[GIVEN RECORDS — start]

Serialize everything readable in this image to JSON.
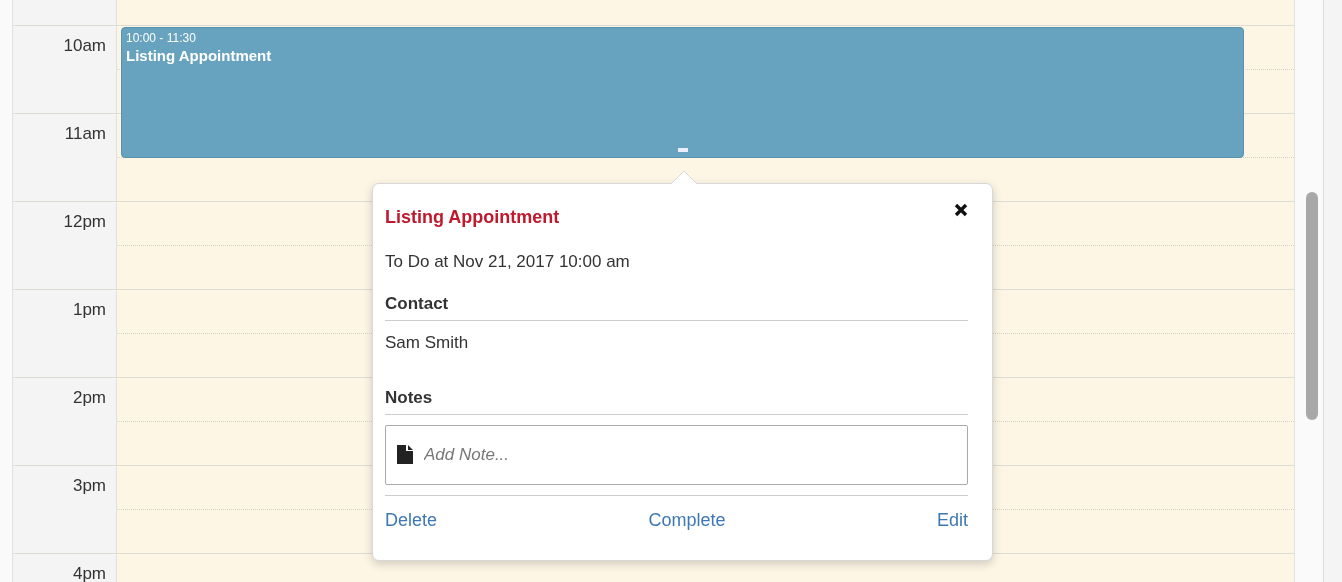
{
  "hours": [
    "10am",
    "11am",
    "12pm",
    "1pm",
    "2pm",
    "3pm",
    "4pm"
  ],
  "event": {
    "time": "10:00 - 11:30",
    "title": "Listing Appointment"
  },
  "popover": {
    "title": "Listing Appointment",
    "when": "To Do at Nov 21, 2017 10:00 am",
    "contact": {
      "heading": "Contact",
      "name": "Sam Smith"
    },
    "notes": {
      "heading": "Notes",
      "placeholder": "Add Note..."
    },
    "actions": [
      "Delete",
      "Complete",
      "Edit"
    ]
  }
}
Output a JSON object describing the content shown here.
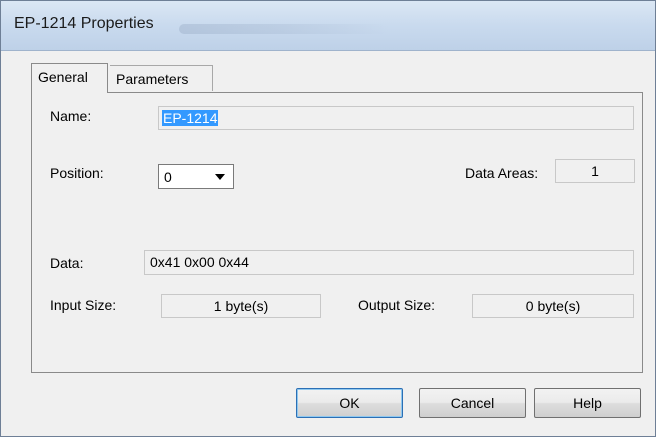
{
  "window": {
    "title": "EP-1214 Properties"
  },
  "tabs": [
    {
      "label": "General",
      "active": true
    },
    {
      "label": "Parameters",
      "active": false
    }
  ],
  "general": {
    "name_label": "Name:",
    "name_value": "EP-1214",
    "position_label": "Position:",
    "position_value": "0",
    "data_areas_label": "Data Areas:",
    "data_areas_value": "1",
    "data_label": "Data:",
    "data_value": "0x41 0x00 0x44",
    "input_size_label": "Input Size:",
    "input_size_value": "1 byte(s)",
    "output_size_label": "Output Size:",
    "output_size_value": "0 byte(s)"
  },
  "buttons": {
    "ok": "OK",
    "cancel": "Cancel",
    "help": "Help"
  },
  "icons": {
    "dropdown": "chevron-down-icon"
  },
  "colors": {
    "selection": "#3399ff",
    "titlebar": "#c9daee"
  }
}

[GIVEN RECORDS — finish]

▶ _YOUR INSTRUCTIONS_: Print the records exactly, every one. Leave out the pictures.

▶ _OUTPUT BELOW_:
Serialize everything readable in this image to JSON.
{
  "hours": [
    "10am",
    "11am",
    "12pm",
    "1pm",
    "2pm",
    "3pm",
    "4pm"
  ],
  "event": {
    "time": "10:00 - 11:30",
    "title": "Listing Appointment"
  },
  "popover": {
    "title": "Listing Appointment",
    "when": "To Do at Nov 21, 2017 10:00 am",
    "contact": {
      "heading": "Contact",
      "name": "Sam Smith"
    },
    "notes": {
      "heading": "Notes",
      "placeholder": "Add Note..."
    },
    "actions": [
      "Delete",
      "Complete",
      "Edit"
    ]
  }
}
Output a JSON object describing the content shown here.
{
  "window": {
    "title": "EP-1214 Properties"
  },
  "tabs": [
    {
      "label": "General",
      "active": true
    },
    {
      "label": "Parameters",
      "active": false
    }
  ],
  "general": {
    "name_label": "Name:",
    "name_value": "EP-1214",
    "position_label": "Position:",
    "position_value": "0",
    "data_areas_label": "Data Areas:",
    "data_areas_value": "1",
    "data_label": "Data:",
    "data_value": "0x41 0x00 0x44",
    "input_size_label": "Input Size:",
    "input_size_value": "1 byte(s)",
    "output_size_label": "Output Size:",
    "output_size_value": "0 byte(s)"
  },
  "buttons": {
    "ok": "OK",
    "cancel": "Cancel",
    "help": "Help"
  },
  "icons": {
    "dropdown": "chevron-down-icon"
  },
  "colors": {
    "selection": "#3399ff",
    "titlebar": "#c9daee"
  }
}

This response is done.